=== ACTIVITY ===
Produce a verbatim copy of the entries listed below.
EXTRACTED ENTRIES START
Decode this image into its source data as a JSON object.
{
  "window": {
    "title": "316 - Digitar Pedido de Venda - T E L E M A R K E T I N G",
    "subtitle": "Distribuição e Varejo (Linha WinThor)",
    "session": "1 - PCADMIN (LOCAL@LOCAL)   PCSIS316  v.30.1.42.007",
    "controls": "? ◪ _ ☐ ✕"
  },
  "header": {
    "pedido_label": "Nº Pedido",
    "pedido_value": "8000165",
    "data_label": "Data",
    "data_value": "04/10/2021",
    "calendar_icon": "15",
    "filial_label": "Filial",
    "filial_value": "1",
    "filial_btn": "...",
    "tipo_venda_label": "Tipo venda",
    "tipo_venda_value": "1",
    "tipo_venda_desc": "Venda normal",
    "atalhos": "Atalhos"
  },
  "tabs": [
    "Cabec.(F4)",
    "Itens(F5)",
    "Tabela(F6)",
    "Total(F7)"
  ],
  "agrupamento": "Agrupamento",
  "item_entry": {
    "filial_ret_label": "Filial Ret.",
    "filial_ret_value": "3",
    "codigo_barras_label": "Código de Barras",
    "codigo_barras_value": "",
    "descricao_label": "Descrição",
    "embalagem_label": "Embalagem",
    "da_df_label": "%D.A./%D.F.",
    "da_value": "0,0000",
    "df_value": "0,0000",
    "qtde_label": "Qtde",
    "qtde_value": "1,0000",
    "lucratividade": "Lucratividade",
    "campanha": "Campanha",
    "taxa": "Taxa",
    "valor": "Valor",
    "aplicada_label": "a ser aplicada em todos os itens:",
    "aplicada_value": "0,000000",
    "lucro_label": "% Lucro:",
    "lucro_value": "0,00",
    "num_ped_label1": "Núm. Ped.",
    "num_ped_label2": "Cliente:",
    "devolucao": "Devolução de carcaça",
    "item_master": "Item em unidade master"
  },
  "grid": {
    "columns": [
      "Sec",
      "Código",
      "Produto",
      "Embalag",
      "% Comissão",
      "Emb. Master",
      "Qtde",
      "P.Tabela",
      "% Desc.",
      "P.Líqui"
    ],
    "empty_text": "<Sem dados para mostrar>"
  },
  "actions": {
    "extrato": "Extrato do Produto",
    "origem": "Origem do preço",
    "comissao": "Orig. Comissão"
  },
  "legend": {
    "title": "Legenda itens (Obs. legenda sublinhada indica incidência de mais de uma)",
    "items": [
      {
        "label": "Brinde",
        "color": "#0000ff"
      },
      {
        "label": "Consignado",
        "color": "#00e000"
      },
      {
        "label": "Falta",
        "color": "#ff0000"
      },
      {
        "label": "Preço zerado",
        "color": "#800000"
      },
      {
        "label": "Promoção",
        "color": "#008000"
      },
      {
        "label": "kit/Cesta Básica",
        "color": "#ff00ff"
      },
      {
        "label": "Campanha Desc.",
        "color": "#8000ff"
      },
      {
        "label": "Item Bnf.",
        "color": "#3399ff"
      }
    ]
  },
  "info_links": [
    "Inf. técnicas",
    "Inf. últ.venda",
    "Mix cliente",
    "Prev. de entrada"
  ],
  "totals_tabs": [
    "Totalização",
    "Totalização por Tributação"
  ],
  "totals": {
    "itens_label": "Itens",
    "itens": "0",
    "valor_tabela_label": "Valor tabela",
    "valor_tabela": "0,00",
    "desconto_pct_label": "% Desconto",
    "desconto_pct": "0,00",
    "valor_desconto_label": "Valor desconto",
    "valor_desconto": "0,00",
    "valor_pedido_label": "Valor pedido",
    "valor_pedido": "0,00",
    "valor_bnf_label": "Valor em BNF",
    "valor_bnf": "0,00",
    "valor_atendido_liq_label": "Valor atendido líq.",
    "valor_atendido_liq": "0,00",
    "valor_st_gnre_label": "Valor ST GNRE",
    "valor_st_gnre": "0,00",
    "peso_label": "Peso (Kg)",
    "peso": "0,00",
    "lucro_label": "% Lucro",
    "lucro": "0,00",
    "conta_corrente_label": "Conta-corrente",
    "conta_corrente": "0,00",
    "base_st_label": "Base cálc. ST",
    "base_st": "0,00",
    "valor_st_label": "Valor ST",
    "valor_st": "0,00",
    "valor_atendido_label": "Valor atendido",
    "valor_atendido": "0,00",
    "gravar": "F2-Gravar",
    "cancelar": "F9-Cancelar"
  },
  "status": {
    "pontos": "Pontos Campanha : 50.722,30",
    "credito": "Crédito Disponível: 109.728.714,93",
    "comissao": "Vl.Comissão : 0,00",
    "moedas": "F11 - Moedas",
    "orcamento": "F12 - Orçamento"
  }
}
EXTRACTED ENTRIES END
=== FINISHED TASK ===
Decode this image into its source data as a JSON object.
{
  "window": {
    "title": "316 - Digitar Pedido de Venda - T E L E M A R K E T I N G",
    "subtitle": "Distribuição e Varejo (Linha WinThor)",
    "session": "1 - PCADMIN (LOCAL@LOCAL)   PCSIS316  v.30.1.42.007",
    "controls": "? ◪ _ ☐ ✕"
  },
  "header": {
    "pedido_label": "Nº Pedido",
    "pedido_value": "8000165",
    "data_label": "Data",
    "data_value": "04/10/2021",
    "calendar_icon": "15",
    "filial_label": "Filial",
    "filial_value": "1",
    "filial_btn": "...",
    "tipo_venda_label": "Tipo venda",
    "tipo_venda_value": "1",
    "tipo_venda_desc": "Venda normal",
    "atalhos": "Atalhos"
  },
  "tabs": [
    "Cabec.(F4)",
    "Itens(F5)",
    "Tabela(F6)",
    "Total(F7)"
  ],
  "agrupamento": "Agrupamento",
  "item_entry": {
    "filial_ret_label": "Filial Ret.",
    "filial_ret_value": "3",
    "codigo_barras_label": "Código de Barras",
    "codigo_barras_value": "",
    "descricao_label": "Descrição",
    "embalagem_label": "Embalagem",
    "da_df_label": "%D.A./%D.F.",
    "da_value": "0,0000",
    "df_value": "0,0000",
    "qtde_label": "Qtde",
    "qtde_value": "1,0000",
    "lucratividade": "Lucratividade",
    "campanha": "Campanha",
    "taxa": "Taxa",
    "valor": "Valor",
    "aplicada_label": "a ser aplicada em todos os itens:",
    "aplicada_value": "0,000000",
    "lucro_label": "% Lucro:",
    "lucro_value": "0,00",
    "num_ped_label1": "Núm. Ped.",
    "num_ped_label2": "Cliente:",
    "devolucao": "Devolução de carcaça",
    "item_master": "Item em unidade master"
  },
  "grid": {
    "columns": [
      "Sec",
      "Código",
      "Produto",
      "Embalag",
      "% Comissão",
      "Emb. Master",
      "Qtde",
      "P.Tabela",
      "% Desc.",
      "P.Líqui"
    ],
    "empty_text": "<Sem dados para mostrar>"
  },
  "actions": {
    "extrato": "Extrato do Produto",
    "origem": "Origem do preço",
    "comissao": "Orig. Comissão"
  },
  "legend": {
    "title": "Legenda itens (Obs. legenda sublinhada indica incidência de mais de uma)",
    "items": [
      {
        "label": "Brinde",
        "color": "#0000ff"
      },
      {
        "label": "Consignado",
        "color": "#00e000"
      },
      {
        "label": "Falta",
        "color": "#ff0000"
      },
      {
        "label": "Preço zerado",
        "color": "#800000"
      },
      {
        "label": "Promoção",
        "color": "#008000"
      },
      {
        "label": "kit/Cesta Básica",
        "color": "#ff00ff"
      },
      {
        "label": "Campanha Desc.",
        "color": "#8000ff"
      },
      {
        "label": "Item Bnf.",
        "color": "#3399ff"
      }
    ]
  },
  "info_links": [
    "Inf. técnicas",
    "Inf. últ.venda",
    "Mix cliente",
    "Prev. de entrada"
  ],
  "totals_tabs": [
    "Totalização",
    "Totalização por Tributação"
  ],
  "totals": {
    "itens_label": "Itens",
    "itens": "0",
    "valor_tabela_label": "Valor tabela",
    "valor_tabela": "0,00",
    "desconto_pct_label": "% Desconto",
    "desconto_pct": "0,00",
    "valor_desconto_label": "Valor desconto",
    "valor_desconto": "0,00",
    "valor_pedido_label": "Valor pedido",
    "valor_pedido": "0,00",
    "valor_bnf_label": "Valor em BNF",
    "valor_bnf": "0,00",
    "valor_atendido_liq_label": "Valor atendido líq.",
    "valor_atendido_liq": "0,00",
    "valor_st_gnre_label": "Valor ST GNRE",
    "valor_st_gnre": "0,00",
    "peso_label": "Peso (Kg)",
    "peso": "0,00",
    "lucro_label": "% Lucro",
    "lucro": "0,00",
    "conta_corrente_label": "Conta-corrente",
    "conta_corrente": "0,00",
    "base_st_label": "Base cálc. ST",
    "base_st": "0,00",
    "valor_st_label": "Valor ST",
    "valor_st": "0,00",
    "valor_atendido_label": "Valor atendido",
    "valor_atendido": "0,00",
    "gravar": "F2-Gravar",
    "cancelar": "F9-Cancelar"
  },
  "status": {
    "pontos": "Pontos Campanha : 50.722,30",
    "credito": "Crédito Disponível: 109.728.714,93",
    "comissao": "Vl.Comissão : 0,00",
    "moedas": "F11 - Moedas",
    "orcamento": "F12 - Orçamento"
  }
}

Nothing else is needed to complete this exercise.